DOI: 10.1007/s10144-008-0119-z

Scale dependency in seagrass dynamics: how does the neighboring effect vary with grain of observation?

1. Graduate School of Science, Chiba University

Correspondence to:
Takehisa Yamakita



Although the importance of spatial scale in ecology has been increasingly recognized, the effects on ecological processes of changing the grain size of the observation have rarely been tested for empirical populations. A seagrass bed is an ideal system to study scale-dependency because it occurs in two-dimensional shallow soft-bottoms and can be monitored on a broader scale by using remote-sensing techniques.

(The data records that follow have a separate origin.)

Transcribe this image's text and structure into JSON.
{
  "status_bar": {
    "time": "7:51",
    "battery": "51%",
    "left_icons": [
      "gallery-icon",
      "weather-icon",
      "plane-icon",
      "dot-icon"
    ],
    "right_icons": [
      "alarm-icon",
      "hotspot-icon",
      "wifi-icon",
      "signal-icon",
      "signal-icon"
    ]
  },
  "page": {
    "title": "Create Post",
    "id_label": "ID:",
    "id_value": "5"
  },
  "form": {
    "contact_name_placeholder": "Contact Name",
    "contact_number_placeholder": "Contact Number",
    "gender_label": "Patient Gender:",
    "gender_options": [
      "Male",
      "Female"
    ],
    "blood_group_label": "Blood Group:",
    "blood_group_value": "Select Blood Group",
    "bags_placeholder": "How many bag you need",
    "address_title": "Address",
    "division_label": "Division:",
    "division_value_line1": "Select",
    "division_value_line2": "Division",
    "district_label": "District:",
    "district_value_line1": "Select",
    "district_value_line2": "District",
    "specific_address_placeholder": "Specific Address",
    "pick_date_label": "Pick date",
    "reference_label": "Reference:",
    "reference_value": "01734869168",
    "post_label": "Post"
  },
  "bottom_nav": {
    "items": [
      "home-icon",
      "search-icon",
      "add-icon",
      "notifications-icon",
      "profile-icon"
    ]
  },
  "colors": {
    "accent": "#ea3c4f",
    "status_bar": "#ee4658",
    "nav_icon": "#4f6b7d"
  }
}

To investigate the grain dependency of seagrass spatial dynamics, we analyzed the effect of neighboring vegetation on the annual transition between vegetated and unvegetated states in a seagrass meadow in Futtsu, Tokyo Bay. The presence or absence of seagrass vegetation was observed at different grains from aerial photographs taken annually over 17 years. We detected the presence of a neighboring effect both in the increasing process (transition from the unvegetated to the vegetated state) and the decreasing process (vice versa) of vegetation. In the increasing process, the intensity of the neighboring effect was positive with the small grain, but the effect decreased to 0 with grain of ca. 20 m. In the decreasing process, the neighboring effect was negative with the small grain and increased to 0 with grain of ca. 30 m. The observed grain dependency in the neighboring effects also varied among different positions of the bed and among different years. The grain dependency in the increasing process cannot solely be explained by shoot elongation of the seagrass, which can cause positive neighboring effects only at small grain (≤6 m). The neighboring effect at the greater grain can be regarded as an emergent property.

View the Full Text